But this roast chicken? Well, it’s an entirely different beast, or rather, bird.  First, it’s the smell. An intoxicating aroma of garlic will start you salivating. Then you’ll notice the skin. Not only is it golden brown, it’s crisp, like really crisp.  And beneath that exterior you’ll find the juiciest and most tender chicken you’ve ever cut into. But it’s the flavor that will leave you coming back for more. The marinade’s combination of garlic, mustard, soy sauce and herbes de provence create a flavor that is at once familiar and completely unexpected. In addition to the marinade, the cooking method is also unique. Unlike typical whole roasted chicken, this recipe calls for you to butterfly the bird. Not only does this help the meat cook more evenly, but it also allows you to sear the bottom of the chicken before throwing it in the oven and cook it in half the time of a usual whole roasted chicken. Sound perfect?
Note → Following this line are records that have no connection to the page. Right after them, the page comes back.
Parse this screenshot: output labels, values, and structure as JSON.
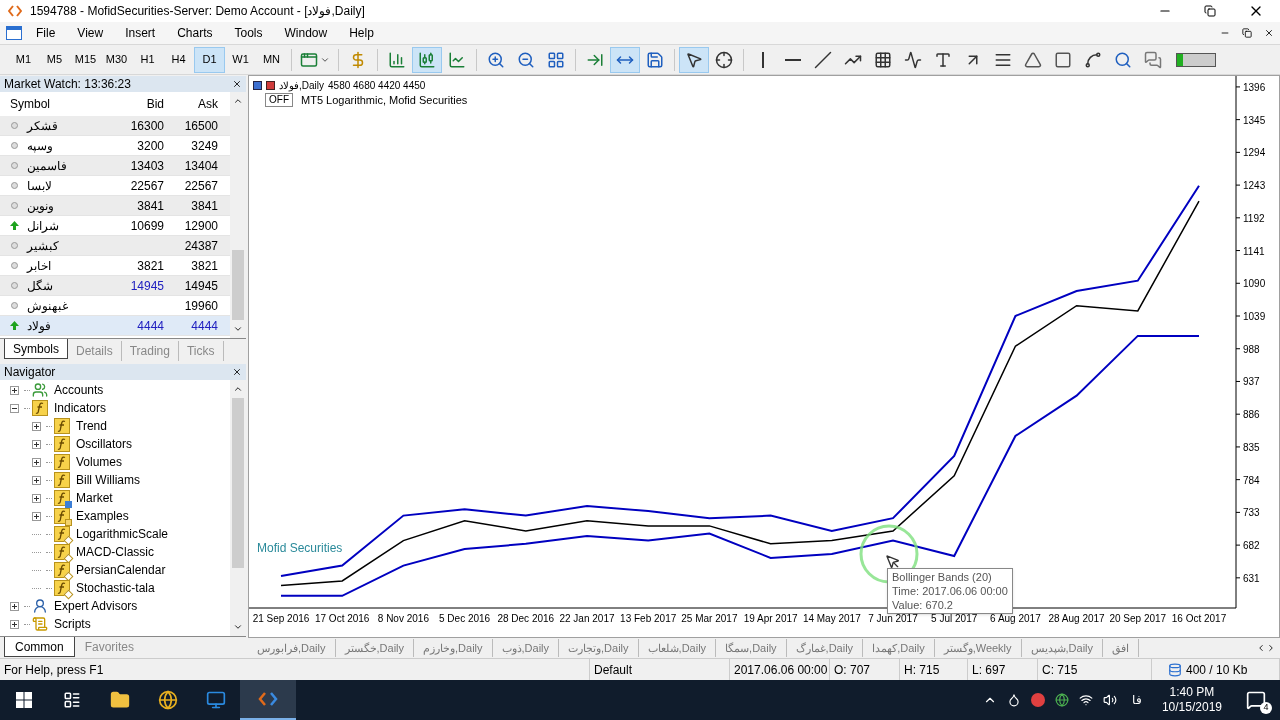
{
  "window": {
    "title": "1594788 - MofidSecurities-Server: Demo Account - [فولاد,Daily]"
  },
  "menu": [
    "File",
    "View",
    "Insert",
    "Charts",
    "Tools",
    "Window",
    "Help"
  ],
  "timeframes": [
    {
      "label": "M1",
      "selected": false
    },
    {
      "label": "M5",
      "selected": false
    },
    {
      "label": "M15",
      "selected": false
    },
    {
      "label": "M30",
      "selected": false
    },
    {
      "label": "H1",
      "selected": false
    },
    {
      "label": "H4",
      "selected": false
    },
    {
      "label": "D1",
      "selected": true
    },
    {
      "label": "W1",
      "selected": false
    },
    {
      "label": "MN",
      "selected": false
    }
  ],
  "toolbar_tools": [
    {
      "selected": false
    },
    {
      "selected": false
    },
    {
      "selected": false
    },
    {
      "selected": true
    },
    {
      "selected": false
    },
    {
      "selected": false
    },
    {
      "selected": false
    },
    {
      "selected": false
    },
    {
      "selected": false
    },
    {
      "selected": true
    },
    {
      "selected": false
    },
    {
      "selected": true
    },
    {
      "selected": false
    },
    {
      "selected": false
    },
    {
      "selected": false
    },
    {
      "selected": false
    },
    {
      "selected": false
    },
    {
      "selected": false
    },
    {
      "selected": false
    },
    {
      "selected": false
    },
    {
      "selected": false
    },
    {
      "selected": false
    },
    {
      "selected": false
    },
    {
      "selected": false
    },
    {
      "selected": false
    },
    {
      "selected": false
    },
    {
      "selected": false
    }
  ],
  "market_watch": {
    "title": "Market Watch: 13:36:23",
    "columns": [
      "Symbol",
      "Bid",
      "Ask"
    ],
    "rows": [
      {
        "symbol": "قشکر",
        "bid": "16300",
        "ask": "16500",
        "kind": "flat",
        "bid_highlight": false,
        "ask_highlight": false,
        "selected": false
      },
      {
        "symbol": "وسپه",
        "bid": "3200",
        "ask": "3249",
        "kind": "flat",
        "bid_highlight": false,
        "ask_highlight": false,
        "selected": false
      },
      {
        "symbol": "فاسمین",
        "bid": "13403",
        "ask": "13404",
        "kind": "flat",
        "bid_highlight": false,
        "ask_highlight": false,
        "selected": false
      },
      {
        "symbol": "لابسا",
        "bid": "22567",
        "ask": "22567",
        "kind": "flat",
        "bid_highlight": false,
        "ask_highlight": false,
        "selected": false
      },
      {
        "symbol": "ونوین",
        "bid": "3841",
        "ask": "3841",
        "kind": "flat",
        "bid_highlight": false,
        "ask_highlight": false,
        "selected": false
      },
      {
        "symbol": "شرانل",
        "bid": "10699",
        "ask": "12900",
        "kind": "up",
        "bid_highlight": false,
        "ask_highlight": false,
        "selected": false
      },
      {
        "symbol": "کبشیر",
        "ask": "24387",
        "kind": "flat",
        "ask_highlight": false,
        "selected": false
      },
      {
        "symbol": "اخابر",
        "bid": "3821",
        "ask": "3821",
        "kind": "flat",
        "bid_highlight": false,
        "ask_highlight": false,
        "selected": false
      },
      {
        "symbol": "شگل",
        "bid": "14945",
        "ask": "14945",
        "kind": "flat",
        "bid_highlight": true,
        "ask_highlight": false,
        "selected": false
      },
      {
        "symbol": "غبهنوش",
        "ask": "19960",
        "kind": "flat",
        "ask_highlight": false,
        "selected": false
      },
      {
        "symbol": "فولاد",
        "bid": "4444",
        "ask": "4444",
        "kind": "up",
        "bid_highlight": true,
        "ask_highlight": true,
        "selected": true
      }
    ],
    "tabs": [
      {
        "label": "Symbols",
        "selected": true
      },
      {
        "label": "Details",
        "selected": false
      },
      {
        "label": "Trading",
        "selected": false
      },
      {
        "label": "Ticks",
        "selected": false
      }
    ]
  },
  "navigator": {
    "title": "Navigator",
    "items": [
      {
        "label": "Accounts",
        "kind": "accounts",
        "expanded": false
      },
      {
        "label": "Indicators",
        "kind": "group",
        "expanded": true,
        "children": [
          {
            "label": "Trend",
            "kind": "group",
            "expanded": false
          },
          {
            "label": "Oscillators",
            "kind": "group",
            "expanded": false
          },
          {
            "label": "Volumes",
            "kind": "group",
            "expanded": false
          },
          {
            "label": "Bill Williams",
            "kind": "group",
            "expanded": false
          },
          {
            "label": "Market",
            "kind": "market",
            "expanded": false
          },
          {
            "label": "Examples",
            "kind": "examples",
            "expanded": false
          },
          {
            "label": "LogarithmicScale",
            "kind": "indicator"
          },
          {
            "label": "MACD-Classic",
            "kind": "indicator"
          },
          {
            "label": "PersianCalendar",
            "kind": "indicator"
          },
          {
            "label": "Stochastic-tala",
            "kind": "indicator"
          }
        ]
      },
      {
        "label": "Expert Advisors",
        "kind": "experts",
        "expanded": false
      },
      {
        "label": "Scripts",
        "kind": "scripts",
        "expanded": false
      }
    ],
    "tabs": [
      {
        "label": "Common",
        "selected": true
      },
      {
        "label": "Favorites",
        "selected": false
      }
    ]
  },
  "chart": {
    "symbol": "فولاد,Daily",
    "ohlc": "4580 4680 4420 4450",
    "scale_button": "OFF",
    "indicator_label": "MT5 Logarithmic, Mofid Securities",
    "broker_label": "Mofid Securities",
    "tooltip": [
      "Bollinger Bands (20)",
      "Time: 2017.06.06 00:00",
      "Value: 670.2"
    ],
    "chart_data": {
      "type": "line",
      "categories": [
        "21 Sep 2016",
        "17 Oct 2016",
        "8 Nov 2016",
        "5 Dec 2016",
        "28 Dec 2016",
        "22 Jan 2017",
        "13 Feb 2017",
        "25 Mar 2017",
        "19 Apr 2017",
        "14 May 2017",
        "7 Jun 2017",
        "5 Jul 2017",
        "6 Aug 2017",
        "28 Aug 2017",
        "20 Sep 2017",
        "16 Oct 2017"
      ],
      "series": [
        {
          "color": "#000000",
          "values": [
            619,
            626,
            689,
            720,
            704,
            720,
            712,
            712,
            684,
            689,
            704,
            790,
            992,
            1055,
            1047,
            1218
          ]
        },
        {
          "color": "#0000c0",
          "values": [
            634,
            650,
            728,
            738,
            728,
            743,
            735,
            724,
            728,
            704,
            724,
            821,
            1039,
            1078,
            1094,
            1242
          ]
        },
        {
          "color": "#0000c0",
          "values": [
            603,
            603,
            650,
            676,
            684,
            696,
            689,
            700,
            662,
            668,
            689,
            665,
            852,
            915,
            1008,
            1008
          ]
        }
      ],
      "ylim": [
        584,
        1413
      ],
      "yticks": [
        1396,
        1345,
        1294,
        1243,
        1192,
        1141,
        1090,
        1039,
        988,
        937,
        886,
        835,
        784,
        733,
        682,
        631
      ]
    }
  },
  "chart_tabs": [
    {
      "label": "فرابورس,Daily",
      "selected": false
    },
    {
      "label": "خگستر,Daily",
      "selected": false
    },
    {
      "label": "وخارزم,Daily",
      "selected": false
    },
    {
      "label": "ذوب,Daily",
      "selected": false
    },
    {
      "label": "وتجارت,Daily",
      "selected": false
    },
    {
      "label": "شلعاب,Daily",
      "selected": false
    },
    {
      "label": "سمگا,Daily",
      "selected": false
    },
    {
      "label": "غمارگ,Daily",
      "selected": false
    },
    {
      "label": "کهمدا,Daily",
      "selected": false
    },
    {
      "label": "وگستر,Weekly",
      "selected": false
    },
    {
      "label": "شپدیس,Daily",
      "selected": false
    },
    {
      "label": "افق",
      "selected": false
    }
  ],
  "status_bar": [
    "For Help, press F1",
    "Default",
    "2017.06.06 00:00",
    "O: 707",
    "H: 715",
    "L: 697",
    "C: 715",
    "400 / 10 Kb"
  ],
  "taskbar": {
    "language": "فا",
    "time": "1:40 PM",
    "date": "10/15/2019",
    "notifications": "4"
  }
}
It is. But don’t take my word for it.

Continue reading roasted chicken recipe . . .